WHAT TO WORK ON => Would you print the records below word for word, without the pictures?

----- INPUT DATA

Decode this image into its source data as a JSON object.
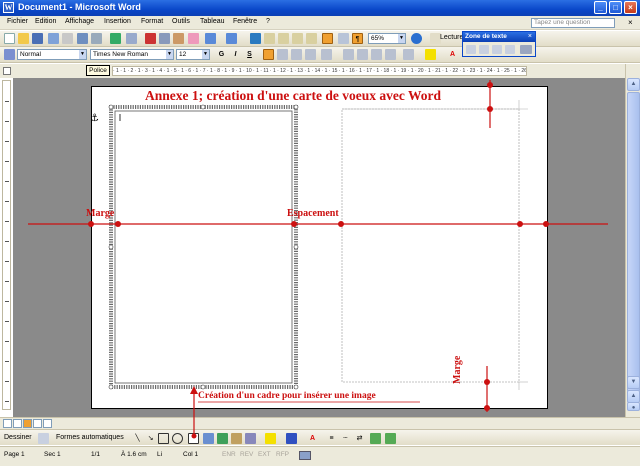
{
  "window": {
    "title": "Document1 - Microsoft Word",
    "minimize_glyph": "_",
    "maximize_glyph": "□",
    "close_glyph": "×"
  },
  "menubar": {
    "items": [
      "Fichier",
      "Edition",
      "Affichage",
      "Insertion",
      "Format",
      "Outils",
      "Tableau",
      "Fenêtre",
      "?"
    ],
    "help_placeholder": "Tapez une question",
    "mdi_close": "×"
  },
  "toolbar_standard": {
    "zoom": "65%",
    "reading_label": "Lecture"
  },
  "toolbar_format": {
    "style": "Normal",
    "font": "Times New Roman",
    "size": "12",
    "bold": "G",
    "italic": "I",
    "underline": "S"
  },
  "textbox_toolbar": {
    "title": "Zone de texte",
    "close": "×"
  },
  "ruler": {
    "tooltip": "Police",
    "scale": "· 1 · 1 · 2 · 1 · 3 · 1 · 4 · 1 · 5 · 1 · 6 · 1 · 7 · 1 · 8 · 1 · 9 · 1 · 10 · 1 · 11 · 1 · 12 · 1 · 13 · 1 · 14 · 1 · 15 · 1 · 16 · 1 · 17 · 1 · 18 · 1 · 19 · 1 · 20 · 1 · 21 · 1 · 22 · 1 · 23 · 1 · 24 · 1 · 25 · 1 · 26 · 1 · 27 ·"
  },
  "annotations": {
    "title": "Annexe 1; création d'une carte de voeux avec Word",
    "marge_left": "Marge",
    "espacement": "Espacement",
    "creation_cadre": "Création d'un cadre pour insérer une image",
    "marge_bottom": "Marge",
    "color": "#cc1010"
  },
  "drawing_toolbar": {
    "draw_label": "Dessiner",
    "shapes_label": "Formes automatiques"
  },
  "statusbar": {
    "page": "Page 1",
    "section": "Sec 1",
    "pages": "1/1",
    "position": "À 1.6 cm",
    "line": "Li",
    "column": "Col 1",
    "enr": "ENR",
    "rev": "REV",
    "ext": "EXT",
    "rfp": "RFP"
  }
}
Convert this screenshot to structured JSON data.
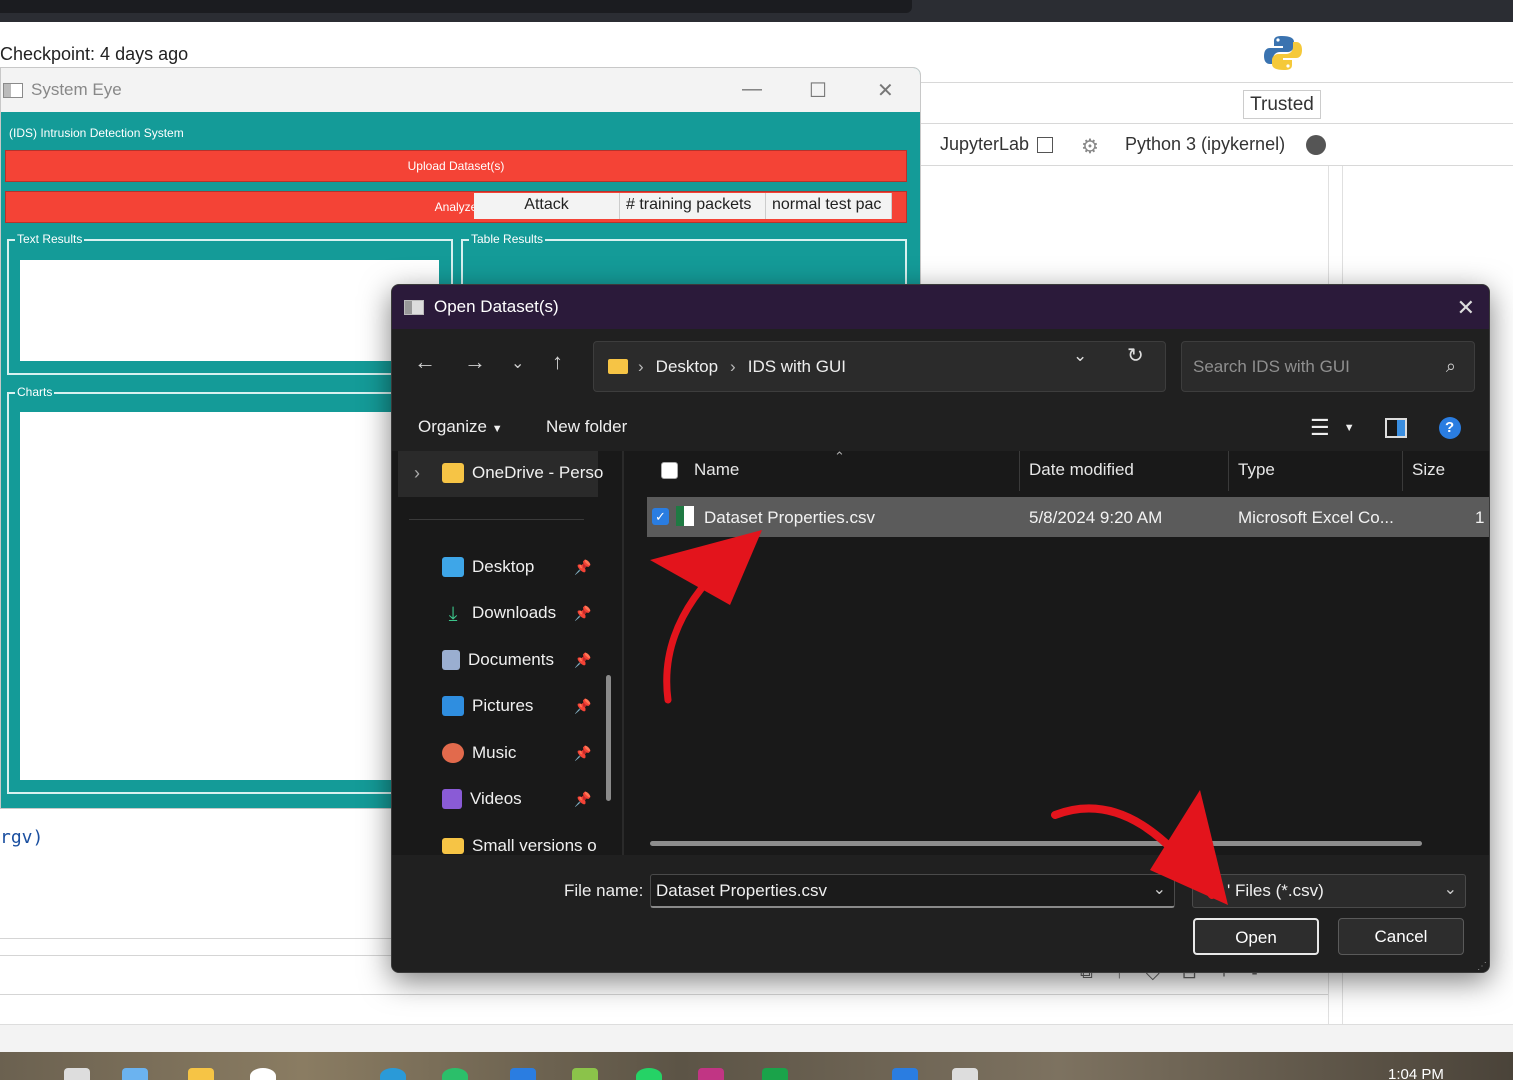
{
  "jupyter": {
    "checkpoint": "Checkpoint: 4 days ago",
    "trusted": "Trusted",
    "jupyterlab": "JupyterLab",
    "kernel": "Python 3 (ipykernel)",
    "code_fragment": "rgv)"
  },
  "system_eye": {
    "title": "System Eye",
    "ids_label": "(IDS) Intrusion Detection System",
    "upload_btn": "Upload Dataset(s)",
    "analyze_btn": "Analyze",
    "text_results": "Text Results",
    "table_results": "Table Results",
    "charts": "Charts",
    "table_columns": [
      "Attack",
      "# training packets",
      "normal test pac"
    ]
  },
  "dialog": {
    "title": "Open Dataset(s)",
    "breadcrumb": [
      "Desktop",
      "IDS with GUI"
    ],
    "search_placeholder": "Search IDS with GUI",
    "organize": "Organize",
    "new_folder": "New folder",
    "sidebar": {
      "onedrive": "OneDrive - Perso",
      "items": [
        {
          "label": "Desktop",
          "icon": "desktop-icon",
          "color": "#3ea6e8"
        },
        {
          "label": "Downloads",
          "icon": "download-icon",
          "color": "#3cc48a"
        },
        {
          "label": "Documents",
          "icon": "documents-icon",
          "color": "#9aaed0"
        },
        {
          "label": "Pictures",
          "icon": "pictures-icon",
          "color": "#2f8ee0"
        },
        {
          "label": "Music",
          "icon": "music-icon",
          "color": "#e26a4c"
        },
        {
          "label": "Videos",
          "icon": "videos-icon",
          "color": "#8a5bd6"
        },
        {
          "label": "Small versions o",
          "icon": "folder-icon",
          "color": "#f6c445"
        }
      ]
    },
    "columns": {
      "name": "Name",
      "date": "Date modified",
      "type": "Type",
      "size": "Size"
    },
    "file": {
      "name": "Dataset Properties.csv",
      "date": "5/8/2024 9:20 AM",
      "type": "Microsoft Excel Co...",
      "size": "1"
    },
    "filename_label": "File name:",
    "filename_value": "Dataset Properties.csv",
    "filter": "' Files (*.csv)",
    "open_btn": "Open",
    "cancel_btn": "Cancel"
  },
  "taskbar": {
    "time": "1:04 PM"
  },
  "colors": {
    "teal": "#149b98",
    "red": "#f44336",
    "dialog_bg": "#191919",
    "annotation": "#e3141c"
  }
}
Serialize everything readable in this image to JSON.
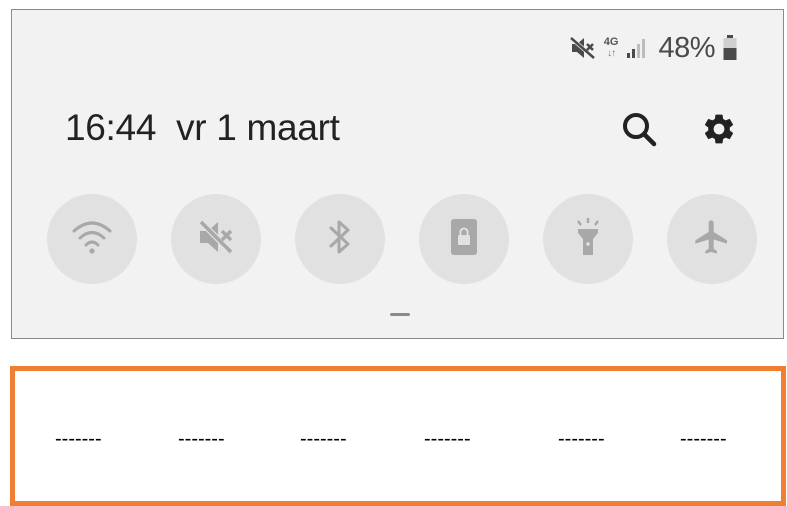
{
  "status_bar": {
    "mute_icon": "volume-off-icon",
    "network_type": "4G",
    "network_arrows": "↓↑",
    "signal_icon": "signal-bars-icon",
    "battery_percent": "48%",
    "battery_icon": "battery-icon"
  },
  "header": {
    "time": "16:44",
    "date": "vr 1 maart",
    "search_icon": "search-icon",
    "settings_icon": "gear-icon"
  },
  "quick_settings": [
    {
      "icon": "wifi-icon"
    },
    {
      "icon": "volume-off-icon"
    },
    {
      "icon": "bluetooth-icon"
    },
    {
      "icon": "screen-rotation-lock-icon"
    },
    {
      "icon": "flashlight-icon"
    },
    {
      "icon": "airplane-icon"
    }
  ],
  "placeholder_row": {
    "labels": [
      "-------",
      "-------",
      "-------",
      "-------",
      "-------",
      "-------"
    ]
  },
  "colors": {
    "panel_bg": "#f2f2f2",
    "tile_bg": "#e1e1e1",
    "icon_inactive": "#a8a8a8",
    "accent_border": "#ee7f33"
  }
}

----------

RESULT OF THIS EXERCISE =>
Decode this image into its source data as a JSON object.
{
  "window": {
    "title": "Document1 - Microsoft Word",
    "minimize_glyph": "_",
    "maximize_glyph": "□",
    "close_glyph": "×"
  },
  "menubar": {
    "items": [
      "Fichier",
      "Edition",
      "Affichage",
      "Insertion",
      "Format",
      "Outils",
      "Tableau",
      "Fenêtre",
      "?"
    ],
    "help_placeholder": "Tapez une question",
    "mdi_close": "×"
  },
  "toolbar_standard": {
    "zoom": "65%",
    "reading_label": "Lecture"
  },
  "toolbar_format": {
    "style": "Normal",
    "font": "Times New Roman",
    "size": "12",
    "bold": "G",
    "italic": "I",
    "underline": "S"
  },
  "textbox_toolbar": {
    "title": "Zone de texte",
    "close": "×"
  },
  "ruler": {
    "tooltip": "Police",
    "scale": "· 1 · 1 · 2 · 1 · 3 · 1 · 4 · 1 · 5 · 1 · 6 · 1 · 7 · 1 · 8 · 1 · 9 · 1 · 10 · 1 · 11 · 1 · 12 · 1 · 13 · 1 · 14 · 1 · 15 · 1 · 16 · 1 · 17 · 1 · 18 · 1 · 19 · 1 · 20 · 1 · 21 · 1 · 22 · 1 · 23 · 1 · 24 · 1 · 25 · 1 · 26 · 1 · 27 ·"
  },
  "annotations": {
    "title": "Annexe 1; création d'une carte de voeux avec Word",
    "marge_left": "Marge",
    "espacement": "Espacement",
    "creation_cadre": "Création d'un cadre pour insérer une image",
    "marge_bottom": "Marge",
    "color": "#cc1010"
  },
  "drawing_toolbar": {
    "draw_label": "Dessiner",
    "shapes_label": "Formes automatiques"
  },
  "statusbar": {
    "page": "Page 1",
    "section": "Sec 1",
    "pages": "1/1",
    "position": "À 1.6 cm",
    "line": "Li",
    "column": "Col 1",
    "enr": "ENR",
    "rev": "REV",
    "ext": "EXT",
    "rfp": "RFP"
  }
}
Convert this screenshot to structured JSON data.
{
  "jupyter": {
    "checkpoint": "Checkpoint: 4 days ago",
    "trusted": "Trusted",
    "jupyterlab": "JupyterLab",
    "kernel": "Python 3 (ipykernel)",
    "code_fragment": "rgv)"
  },
  "system_eye": {
    "title": "System Eye",
    "ids_label": "(IDS) Intrusion Detection System",
    "upload_btn": "Upload Dataset(s)",
    "analyze_btn": "Analyze",
    "text_results": "Text Results",
    "table_results": "Table Results",
    "charts": "Charts",
    "table_columns": [
      "Attack",
      "# training packets",
      "normal test pac"
    ]
  },
  "dialog": {
    "title": "Open Dataset(s)",
    "breadcrumb": [
      "Desktop",
      "IDS with GUI"
    ],
    "search_placeholder": "Search IDS with GUI",
    "organize": "Organize",
    "new_folder": "New folder",
    "sidebar": {
      "onedrive": "OneDrive - Perso",
      "items": [
        {
          "label": "Desktop",
          "icon": "desktop-icon",
          "color": "#3ea6e8"
        },
        {
          "label": "Downloads",
          "icon": "download-icon",
          "color": "#3cc48a"
        },
        {
          "label": "Documents",
          "icon": "documents-icon",
          "color": "#9aaed0"
        },
        {
          "label": "Pictures",
          "icon": "pictures-icon",
          "color": "#2f8ee0"
        },
        {
          "label": "Music",
          "icon": "music-icon",
          "color": "#e26a4c"
        },
        {
          "label": "Videos",
          "icon": "videos-icon",
          "color": "#8a5bd6"
        },
        {
          "label": "Small versions o",
          "icon": "folder-icon",
          "color": "#f6c445"
        }
      ]
    },
    "columns": {
      "name": "Name",
      "date": "Date modified",
      "type": "Type",
      "size": "Size"
    },
    "file": {
      "name": "Dataset Properties.csv",
      "date": "5/8/2024 9:20 AM",
      "type": "Microsoft Excel Co...",
      "size": "1"
    },
    "filename_label": "File name:",
    "filename_value": "Dataset Properties.csv",
    "filter": "' Files (*.csv)",
    "open_btn": "Open",
    "cancel_btn": "Cancel"
  },
  "taskbar": {
    "time": "1:04 PM"
  },
  "colors": {
    "teal": "#149b98",
    "red": "#f44336",
    "dialog_bg": "#191919",
    "annotation": "#e3141c"
  }
}
Serialize everything readable in this image to JSON.
{
  "status_bar": {
    "mute_icon": "volume-off-icon",
    "network_type": "4G",
    "network_arrows": "↓↑",
    "signal_icon": "signal-bars-icon",
    "battery_percent": "48%",
    "battery_icon": "battery-icon"
  },
  "header": {
    "time": "16:44",
    "date": "vr 1 maart",
    "search_icon": "search-icon",
    "settings_icon": "gear-icon"
  },
  "quick_settings": [
    {
      "icon": "wifi-icon"
    },
    {
      "icon": "volume-off-icon"
    },
    {
      "icon": "bluetooth-icon"
    },
    {
      "icon": "screen-rotation-lock-icon"
    },
    {
      "icon": "flashlight-icon"
    },
    {
      "icon": "airplane-icon"
    }
  ],
  "placeholder_row": {
    "labels": [
      "-------",
      "-------",
      "-------",
      "-------",
      "-------",
      "-------"
    ]
  },
  "colors": {
    "panel_bg": "#f2f2f2",
    "tile_bg": "#e1e1e1",
    "icon_inactive": "#a8a8a8",
    "accent_border": "#ee7f33"
  }
}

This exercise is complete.